WORK REQUEST >> The result should be an exact copy of the entries below, free of pictures.

DATA >>

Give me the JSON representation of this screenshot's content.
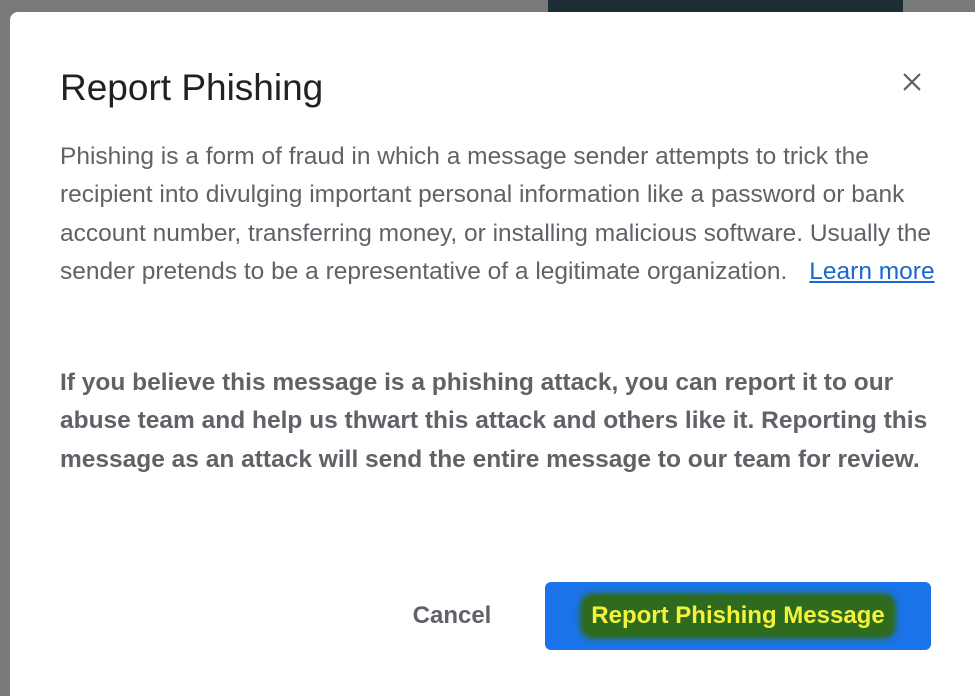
{
  "dialog": {
    "title": "Report Phishing",
    "close_icon": "close-icon",
    "description": "Phishing is a form of fraud in which a message sender attempts to trick the recipient into divulging important personal information like a password or bank account number, transferring money, or installing malicious software. Usually the sender pretends to be a representative of a legitimate organization.",
    "learn_more_label": "Learn more",
    "notice": "If you believe this message is a phishing attack, you can report it to our abuse team and help us thwart this attack and others like it. Reporting this message as an attack will send the entire message to our team for review.",
    "cancel_label": "Cancel",
    "report_label": "Report Phishing Message"
  },
  "colors": {
    "primary_button": "#1a73e8",
    "link": "#1967d2",
    "body_text": "#5f6368",
    "title_text": "#202124"
  }
}
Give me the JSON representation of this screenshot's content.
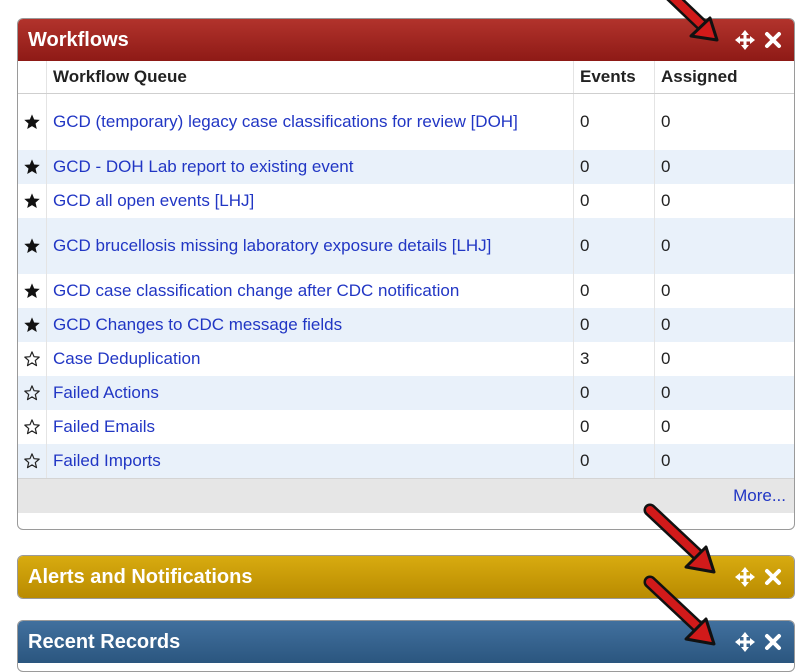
{
  "workflows": {
    "title": "Workflows",
    "color": "#a52a23",
    "columns": {
      "star": "",
      "queue": "Workflow Queue",
      "events": "Events",
      "assigned": "Assigned"
    },
    "rows": [
      {
        "starred": true,
        "queue": "GCD (temporary) legacy case classifications for review [DOH]",
        "events": "0",
        "assigned": "0",
        "tall": true
      },
      {
        "starred": true,
        "queue": "GCD - DOH Lab report to existing event",
        "events": "0",
        "assigned": "0",
        "tall": false
      },
      {
        "starred": true,
        "queue": "GCD all open events [LHJ]",
        "events": "0",
        "assigned": "0",
        "tall": false
      },
      {
        "starred": true,
        "queue": "GCD brucellosis missing laboratory exposure details [LHJ]",
        "events": "0",
        "assigned": "0",
        "tall": true
      },
      {
        "starred": true,
        "queue": "GCD case classification change after CDC notification",
        "events": "0",
        "assigned": "0",
        "tall": false
      },
      {
        "starred": true,
        "queue": "GCD Changes to CDC message fields",
        "events": "0",
        "assigned": "0",
        "tall": false
      },
      {
        "starred": false,
        "queue": "Case Deduplication",
        "events": "3",
        "assigned": "0",
        "tall": false
      },
      {
        "starred": false,
        "queue": "Failed Actions",
        "events": "0",
        "assigned": "0",
        "tall": false
      },
      {
        "starred": false,
        "queue": "Failed Emails",
        "events": "0",
        "assigned": "0",
        "tall": false
      },
      {
        "starred": false,
        "queue": "Failed Imports",
        "events": "0",
        "assigned": "0",
        "tall": false
      }
    ],
    "more_label": "More..."
  },
  "alerts": {
    "title": "Alerts and Notifications",
    "color": "#c99c08"
  },
  "recent": {
    "title": "Recent Records",
    "color": "#36638f"
  },
  "icons": {
    "move": "move-icon",
    "close": "close-icon",
    "star_filled": "star-filled-icon",
    "star_empty": "star-outline-icon"
  },
  "arrow_color": "#d11a1a"
}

RESULT OF THE EXERCISE >>
Give me the JSON representation of this screenshot's content.
{
  "dialog": {
    "title": "Report Phishing",
    "close_icon": "close-icon",
    "description": "Phishing is a form of fraud in which a message sender attempts to trick the recipient into divulging important personal information like a password or bank account number, transferring money, or installing malicious software. Usually the sender pretends to be a representative of a legitimate organization.",
    "learn_more_label": "Learn more",
    "notice": "If you believe this message is a phishing attack, you can report it to our abuse team and help us thwart this attack and others like it. Reporting this message as an attack will send the entire message to our team for review.",
    "cancel_label": "Cancel",
    "report_label": "Report Phishing Message"
  },
  "colors": {
    "primary_button": "#1a73e8",
    "link": "#1967d2",
    "body_text": "#5f6368",
    "title_text": "#202124"
  }
}
Give me the JSON representation of this screenshot's content.
{
  "workflows": {
    "title": "Workflows",
    "color": "#a52a23",
    "columns": {
      "star": "",
      "queue": "Workflow Queue",
      "events": "Events",
      "assigned": "Assigned"
    },
    "rows": [
      {
        "starred": true,
        "queue": "GCD (temporary) legacy case classifications for review [DOH]",
        "events": "0",
        "assigned": "0",
        "tall": true
      },
      {
        "starred": true,
        "queue": "GCD - DOH Lab report to existing event",
        "events": "0",
        "assigned": "0",
        "tall": false
      },
      {
        "starred": true,
        "queue": "GCD all open events [LHJ]",
        "events": "0",
        "assigned": "0",
        "tall": false
      },
      {
        "starred": true,
        "queue": "GCD brucellosis missing laboratory exposure details [LHJ]",
        "events": "0",
        "assigned": "0",
        "tall": true
      },
      {
        "starred": true,
        "queue": "GCD case classification change after CDC notification",
        "events": "0",
        "assigned": "0",
        "tall": false
      },
      {
        "starred": true,
        "queue": "GCD Changes to CDC message fields",
        "events": "0",
        "assigned": "0",
        "tall": false
      },
      {
        "starred": false,
        "queue": "Case Deduplication",
        "events": "3",
        "assigned": "0",
        "tall": false
      },
      {
        "starred": false,
        "queue": "Failed Actions",
        "events": "0",
        "assigned": "0",
        "tall": false
      },
      {
        "starred": false,
        "queue": "Failed Emails",
        "events": "0",
        "assigned": "0",
        "tall": false
      },
      {
        "starred": false,
        "queue": "Failed Imports",
        "events": "0",
        "assigned": "0",
        "tall": false
      }
    ],
    "more_label": "More..."
  },
  "alerts": {
    "title": "Alerts and Notifications",
    "color": "#c99c08"
  },
  "recent": {
    "title": "Recent Records",
    "color": "#36638f"
  },
  "icons": {
    "move": "move-icon",
    "close": "close-icon",
    "star_filled": "star-filled-icon",
    "star_empty": "star-outline-icon"
  },
  "arrow_color": "#d11a1a"
}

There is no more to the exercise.